[Entries from a dataset of interfaces]
####
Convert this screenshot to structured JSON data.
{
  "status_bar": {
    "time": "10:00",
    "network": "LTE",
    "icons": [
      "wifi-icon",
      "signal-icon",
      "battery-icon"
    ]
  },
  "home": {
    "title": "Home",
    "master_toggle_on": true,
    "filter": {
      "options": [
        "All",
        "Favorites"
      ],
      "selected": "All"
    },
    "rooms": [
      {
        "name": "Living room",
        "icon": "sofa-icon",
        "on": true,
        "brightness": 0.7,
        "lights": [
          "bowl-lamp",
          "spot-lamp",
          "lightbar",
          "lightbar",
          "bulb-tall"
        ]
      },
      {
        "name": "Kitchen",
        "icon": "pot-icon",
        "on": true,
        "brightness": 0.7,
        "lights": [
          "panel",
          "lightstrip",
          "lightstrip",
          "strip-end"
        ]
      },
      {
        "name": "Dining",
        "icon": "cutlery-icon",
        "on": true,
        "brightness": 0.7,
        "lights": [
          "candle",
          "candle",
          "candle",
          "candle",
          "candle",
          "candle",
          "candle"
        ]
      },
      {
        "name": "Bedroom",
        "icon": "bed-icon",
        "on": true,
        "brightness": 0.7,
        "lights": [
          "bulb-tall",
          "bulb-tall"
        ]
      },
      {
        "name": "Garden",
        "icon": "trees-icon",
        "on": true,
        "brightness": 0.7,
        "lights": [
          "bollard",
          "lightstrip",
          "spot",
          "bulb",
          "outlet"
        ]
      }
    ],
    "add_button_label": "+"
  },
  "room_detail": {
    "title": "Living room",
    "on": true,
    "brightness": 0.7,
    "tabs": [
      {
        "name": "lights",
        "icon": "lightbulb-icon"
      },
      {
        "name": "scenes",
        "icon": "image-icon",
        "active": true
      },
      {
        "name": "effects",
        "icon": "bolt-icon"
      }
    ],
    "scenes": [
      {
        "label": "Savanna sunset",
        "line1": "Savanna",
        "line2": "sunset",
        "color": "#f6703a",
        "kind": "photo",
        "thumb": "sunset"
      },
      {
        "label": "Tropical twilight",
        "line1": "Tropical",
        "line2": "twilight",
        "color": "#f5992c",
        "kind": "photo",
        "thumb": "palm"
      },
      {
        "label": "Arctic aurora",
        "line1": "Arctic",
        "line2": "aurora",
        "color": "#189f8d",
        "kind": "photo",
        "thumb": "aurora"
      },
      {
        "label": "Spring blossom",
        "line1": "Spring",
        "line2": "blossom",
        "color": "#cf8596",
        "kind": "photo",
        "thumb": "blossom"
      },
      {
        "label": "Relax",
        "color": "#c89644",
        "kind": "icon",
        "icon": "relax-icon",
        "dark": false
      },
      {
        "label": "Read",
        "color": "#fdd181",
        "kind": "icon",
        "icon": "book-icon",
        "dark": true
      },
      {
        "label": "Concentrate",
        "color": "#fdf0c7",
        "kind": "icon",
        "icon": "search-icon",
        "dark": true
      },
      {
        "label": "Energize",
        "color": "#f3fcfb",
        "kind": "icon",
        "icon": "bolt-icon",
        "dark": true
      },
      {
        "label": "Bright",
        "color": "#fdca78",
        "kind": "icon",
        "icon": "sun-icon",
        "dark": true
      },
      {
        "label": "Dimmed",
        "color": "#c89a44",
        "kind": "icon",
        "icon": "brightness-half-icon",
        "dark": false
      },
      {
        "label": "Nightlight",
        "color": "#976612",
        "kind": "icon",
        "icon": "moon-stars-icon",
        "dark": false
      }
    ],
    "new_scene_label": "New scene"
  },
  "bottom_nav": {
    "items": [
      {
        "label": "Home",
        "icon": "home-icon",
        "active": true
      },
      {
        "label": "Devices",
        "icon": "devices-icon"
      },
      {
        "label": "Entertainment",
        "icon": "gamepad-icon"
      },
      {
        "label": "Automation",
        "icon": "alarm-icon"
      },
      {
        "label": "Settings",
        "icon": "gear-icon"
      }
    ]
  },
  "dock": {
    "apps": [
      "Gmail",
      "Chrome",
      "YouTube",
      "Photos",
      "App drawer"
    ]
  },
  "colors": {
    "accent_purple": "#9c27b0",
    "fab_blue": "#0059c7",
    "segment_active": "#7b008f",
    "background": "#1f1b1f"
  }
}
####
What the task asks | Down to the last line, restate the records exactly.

Your solution |
Convert this screenshot to structured JSON data.
{
  "status_bar": {
    "time": "10:00",
    "network": "LTE",
    "icons": [
      "wifi-icon",
      "signal-icon",
      "battery-icon"
    ]
  },
  "home": {
    "title": "Home",
    "master_toggle_on": true,
    "filter": {
      "options": [
        "All",
        "Favorites"
      ],
      "selected": "All"
    },
    "rooms": [
      {
        "name": "Living room",
        "icon": "sofa-icon",
        "on": true,
        "brightness": 0.7,
        "lights": [
          "bowl-lamp",
          "spot-lamp",
          "lightbar",
          "lightbar",
          "bulb-tall"
        ]
      },
      {
        "name": "Kitchen",
        "icon": "pot-icon",
        "on": true,
        "brightness": 0.7,
        "lights": [
          "panel",
          "lightstrip",
          "lightstrip",
          "strip-end"
        ]
      },
      {
        "name": "Dining",
        "icon": "cutlery-icon",
        "on": true,
        "brightness": 0.7,
        "lights": [
          "candle",
          "candle",
          "candle",
          "candle",
          "candle",
          "candle",
          "candle"
        ]
      },
      {
        "name": "Bedroom",
        "icon": "bed-icon",
        "on": true,
        "brightness": 0.7,
        "lights": [
          "bulb-tall",
          "bulb-tall"
        ]
      },
      {
        "name": "Garden",
        "icon": "trees-icon",
        "on": true,
        "brightness": 0.7,
        "lights": [
          "bollard",
          "lightstrip",
          "spot",
          "bulb",
          "outlet"
        ]
      }
    ],
    "add_button_label": "+"
  },
  "room_detail": {
    "title": "Living room",
    "on": true,
    "brightness": 0.7,
    "tabs": [
      {
        "name": "lights",
        "icon": "lightbulb-icon"
      },
      {
        "name": "scenes",
        "icon": "image-icon",
        "active": true
      },
      {
        "name": "effects",
        "icon": "bolt-icon"
      }
    ],
    "scenes": [
      {
        "label": "Savanna sunset",
        "line1": "Savanna",
        "line2": "sunset",
        "color": "#f6703a",
        "kind": "photo",
        "thumb": "sunset"
      },
      {
        "label": "Tropical twilight",
        "line1": "Tropical",
        "line2": "twilight",
        "color": "#f5992c",
        "kind": "photo",
        "thumb": "palm"
      },
      {
        "label": "Arctic aurora",
        "line1": "Arctic",
        "line2": "aurora",
        "color": "#189f8d",
        "kind": "photo",
        "thumb": "aurora"
      },
      {
        "label": "Spring blossom",
        "line1": "Spring",
        "line2": "blossom",
        "color": "#cf8596",
        "kind": "photo",
        "thumb": "blossom"
      },
      {
        "label": "Relax",
        "color": "#c89644",
        "kind": "icon",
        "icon": "relax-icon",
        "dark": false
      },
      {
        "label": "Read",
        "color": "#fdd181",
        "kind": "icon",
        "icon": "book-icon",
        "dark": true
      },
      {
        "label": "Concentrate",
        "color": "#fdf0c7",
        "kind": "icon",
        "icon": "search-icon",
        "dark": true
      },
      {
        "label": "Energize",
        "color": "#f3fcfb",
        "kind": "icon",
        "icon": "bolt-icon",
        "dark": true
      },
      {
        "label": "Bright",
        "color": "#fdca78",
        "kind": "icon",
        "icon": "sun-icon",
        "dark": true
      },
      {
        "label": "Dimmed",
        "color": "#c89a44",
        "kind": "icon",
        "icon": "brightness-half-icon",
        "dark": false
      },
      {
        "label": "Nightlight",
        "color": "#976612",
        "kind": "icon",
        "icon": "moon-stars-icon",
        "dark": false
      }
    ],
    "new_scene_label": "New scene"
  },
  "bottom_nav": {
    "items": [
      {
        "label": "Home",
        "icon": "home-icon",
        "active": true
      },
      {
        "label": "Devices",
        "icon": "devices-icon"
      },
      {
        "label": "Entertainment",
        "icon": "gamepad-icon"
      },
      {
        "label": "Automation",
        "icon": "alarm-icon"
      },
      {
        "label": "Settings",
        "icon": "gear-icon"
      }
    ]
  },
  "dock": {
    "apps": [
      "Gmail",
      "Chrome",
      "YouTube",
      "Photos",
      "App drawer"
    ]
  },
  "colors": {
    "accent_purple": "#9c27b0",
    "fab_blue": "#0059c7",
    "segment_active": "#7b008f",
    "background": "#1f1b1f"
  }
}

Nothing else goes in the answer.